When the trial judge responds substantively to a jury question during deliberations, that communication essentially amounts to an additional or supplemental jury instruction. Daniell v. State, 848 S.W.2d 145, 147 (Tex.Crim.App.1993). A trial court has broad discretion in submitting proper definitions to the jury. Roise v. State, 7 S.W.3d 225, 242 (Tex.App.-Austin 1999, pet. ref'd). A trial court is allowed to give a supplemental instruction if requested by the jury. See Garza v. State, 55 S.W.3d 74, 77 (Tex.App.-Corpus Christi 2001, pet. ref'd) (stating that, if prerequisites of article 36.16 are met, court may give supplemental charge); Tex.Code Crim. Proc. Ann. art. 36.16 (Vernon Supp.2004). The question of whether the trial court erred by providing the jury with the correct statutory definition of a prior conviction in response to a jury request is one of first impression in this court. However, in Dodson v. State, a case decided by the Tyler Court of Appeals, the defendant had a prior conviction for aggravated perjury, which was presented to the jury in the form of a judgment and sentence. 699 S.W.2d 251, 256 (Tex.App.-Tyler 1985, no pet.). During the punishment phase, the jury sent a note to the court asking, “[w]hat is aggravated perjury?” Id. (alteration in original). Over defense counsel's objection, the trial court provided the jury with the correct statutory definition of aggravated perjury. Id. The court of appeals held that this was not error, stating that “if the title of an offense is not self-explanatory to lay jurors, a correct definition thereof is helpful and prevents speculation as to the meaning and character of the prior offense.” Id. We find Dodson sufficiently analogous to this case and the Tyler court's reasoning persuasive. We hold that, when the jury has heard evidence of a prior conviction, providing the jury with a statutorily correct definition of that offense in response to a jury question is not error. We overrule appellant's second point of error.

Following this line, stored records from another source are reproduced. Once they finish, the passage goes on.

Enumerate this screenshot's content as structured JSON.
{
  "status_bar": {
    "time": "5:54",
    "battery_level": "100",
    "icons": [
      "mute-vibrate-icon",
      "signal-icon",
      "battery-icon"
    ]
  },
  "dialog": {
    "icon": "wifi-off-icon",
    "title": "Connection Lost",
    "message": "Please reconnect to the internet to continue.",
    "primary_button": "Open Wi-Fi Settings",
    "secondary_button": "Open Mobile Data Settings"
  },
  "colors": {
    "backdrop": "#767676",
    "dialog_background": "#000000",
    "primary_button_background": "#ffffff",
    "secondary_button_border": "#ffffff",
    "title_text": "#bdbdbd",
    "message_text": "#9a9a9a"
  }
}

3. Ineffective Assistance of Counsel
In his third point of error, appellant argues that his trial counsel was ineffective because he did not object to the supplemental charge defining the offense of public lewdness. Because it was not error to provide the definition, counsel was not ineffective for failing to object. Collum v. State, 96 S.W.3d 361, 367 (Tex.App.-Austin 2002, no pet.) (“[C]ounsel does not render ineffective assistance of counsel by failing to preserve an error that is not reversible.”).
We overrule appellant's third point of error.

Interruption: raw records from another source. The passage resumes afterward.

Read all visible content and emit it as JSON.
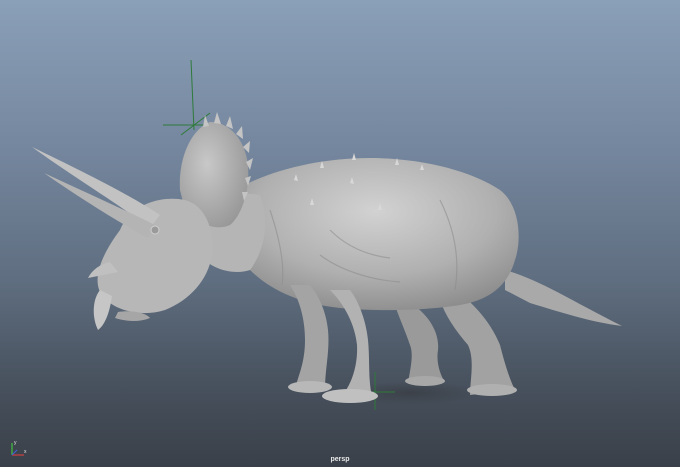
{
  "viewport": {
    "camera_name": "persp",
    "background_top": "#8aa0b8",
    "background_bottom": "#3a4049"
  },
  "axis_gizmo": {
    "x_label": "x",
    "y_label": "y",
    "x_color": "#d04040",
    "y_color": "#40c040"
  },
  "model": {
    "icon": "triceratops-model",
    "color": "#b8b8b8"
  }
}
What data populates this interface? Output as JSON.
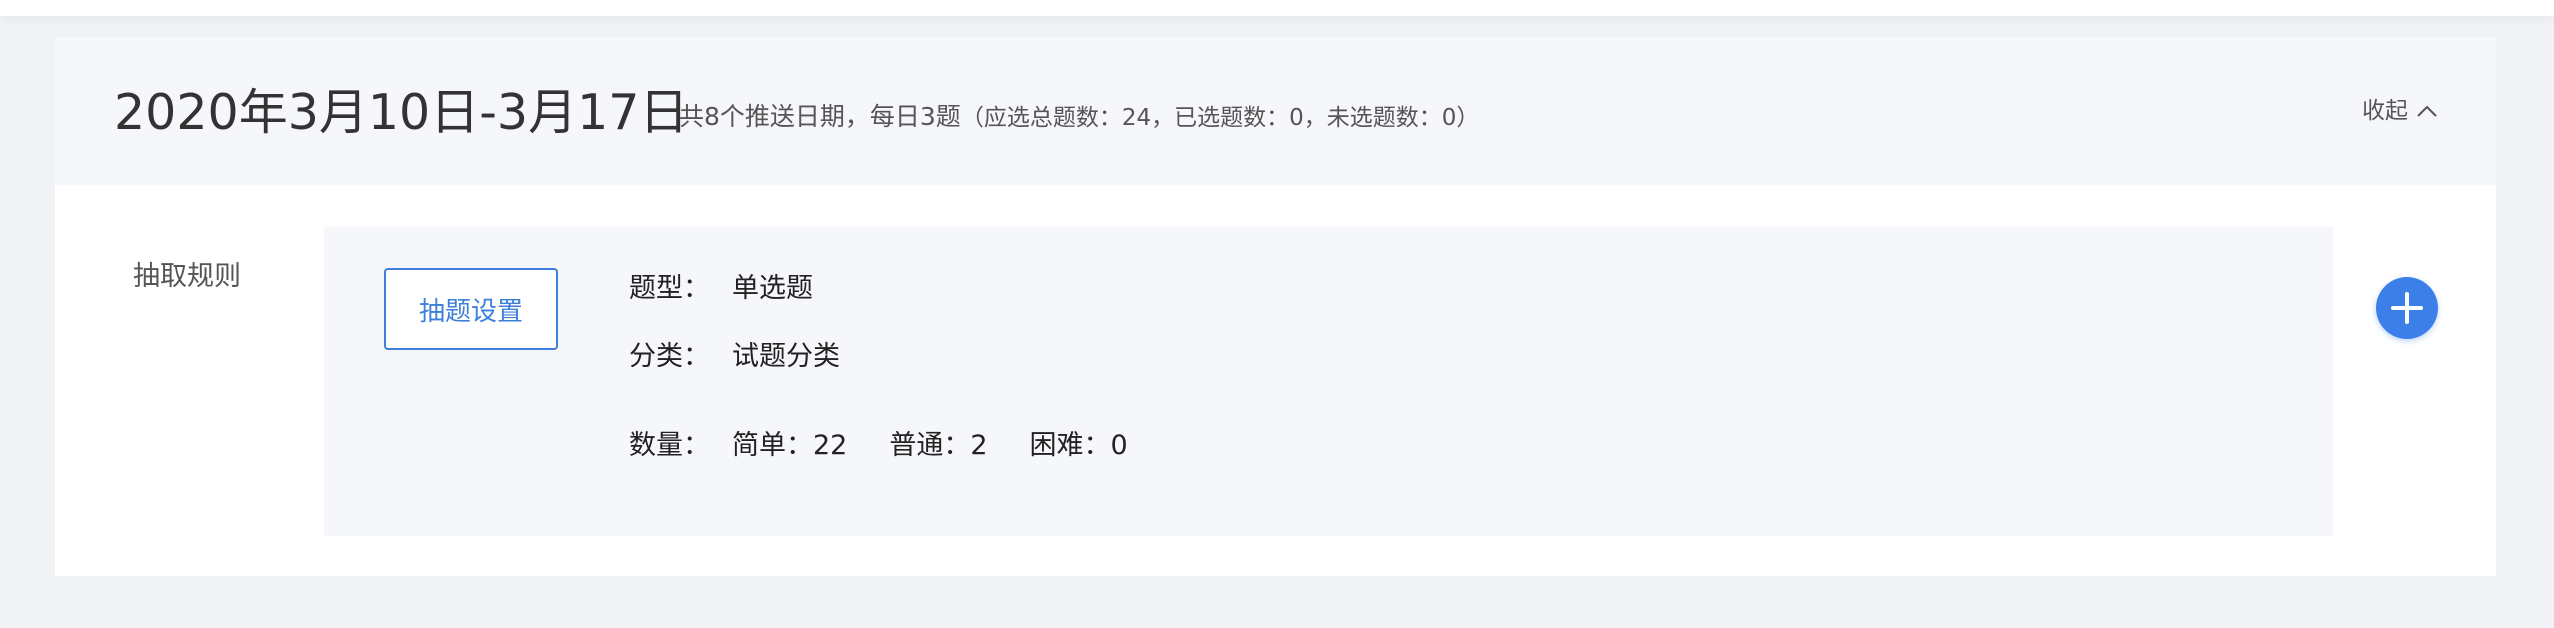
{
  "header": {
    "date_range": "2020年3月10日-3月17日",
    "summary_main": "共8个推送日期，每日3题",
    "summary_detail": "（应选总题数：24，已选题数：0，未选题数：0）",
    "collapse_label": "收起",
    "collapse_icon": "chevron-up-icon"
  },
  "rule": {
    "label": "抽取规则",
    "config_button_label": "抽题设置",
    "type_label": "题型：",
    "type_value": "单选题",
    "category_label": "分类：",
    "category_value": "试题分类",
    "count_label": "数量：",
    "counts": [
      {
        "text": "简单：22"
      },
      {
        "text": "普通：2"
      },
      {
        "text": "困难：0"
      }
    ]
  },
  "add_button": {
    "icon": "plus-icon",
    "color": "#3d7fe8"
  },
  "colors": {
    "accent": "#3d7fd9",
    "header_bg": "#f6f7fa",
    "page_bg": "#f0f2f5"
  }
}
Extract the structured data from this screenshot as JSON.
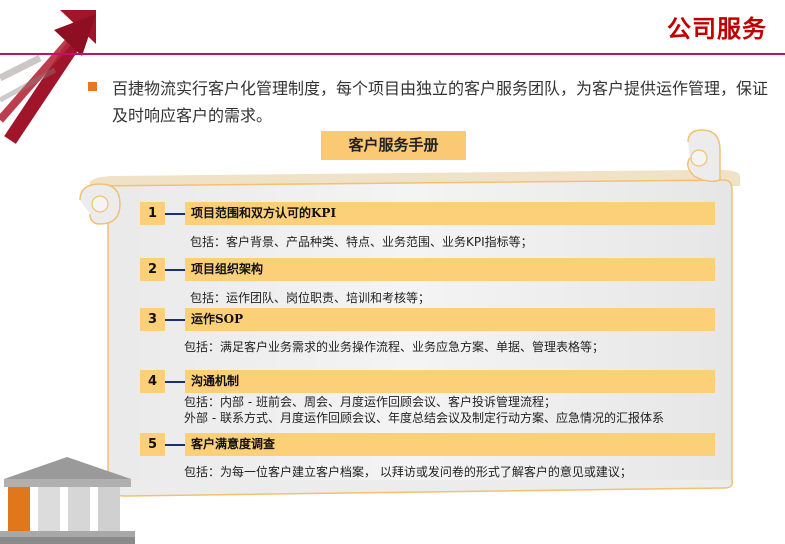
{
  "header": {
    "title": "公司服务"
  },
  "intro": {
    "text": "百捷物流实行客户化管理制度，每个项目由独立的客户服务团队，为客户提供运作管理，保证及时响应客户的需求。"
  },
  "manual": {
    "title": "客户服务手册"
  },
  "items": [
    {
      "num": "1",
      "title": "项目范围和双方认可的KPI",
      "desc": [
        "包括：客户背景、产品种类、特点、业务范围、业务KPI指标等；"
      ]
    },
    {
      "num": "2",
      "title": "项目组织架构",
      "desc": [
        "包括：运作团队、岗位职责、培训和考核等；"
      ]
    },
    {
      "num": "3",
      "title": "运作SOP",
      "desc": [
        "包括：满足客户业务需求的业务操作流程、业务应急方案、单据、管理表格等；"
      ]
    },
    {
      "num": "4",
      "title": "沟通机制",
      "desc": [
        "包括：内部 - 班前会、周会、月度运作回顾会议、客户投诉管理流程；",
        "外部 - 联系方式、月度运作回顾会议、年度总结会议及制定行动方案、应急情况的汇报体系"
      ]
    },
    {
      "num": "5",
      "title": "客户满意度调查",
      "desc": [
        "包括：为每一位客户建立客户档案， 以拜访或发问卷的形式了解客户的意见或建议；"
      ]
    }
  ],
  "colors": {
    "accent": "#c00000",
    "bar": "#fcd079",
    "connector": "#1f2f73",
    "bullet": "#e87722",
    "line": "#c40f6a"
  }
}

We affirm the judgment of the trial court.
1. In his testimony, D.L. sometimes refers to Mr. Hernandez as “Rafael” rather than “Raul.”
2. When appellant makes no timely and proper objection to the jury charge, we consider the complaint on appeal only if appellant shows egregious harm. Mann v. State, 964 S.W.2d 639, 641 (Tex.Crim.App.1998); Almanza v. State, 686 S.W.2d 157, 159 (Tex.Crim.App.1985).
3. The trial court submitted this instruction to the jury: Public Lewdness-A person commits an offense if he knowingly engages in a sex act in a public place or, if not in a public place, he is reckless about whether another is present who will be offended or alarmed by him. Public lewdness is a class A misdemeanor.
SAM NUCHIA, Justice.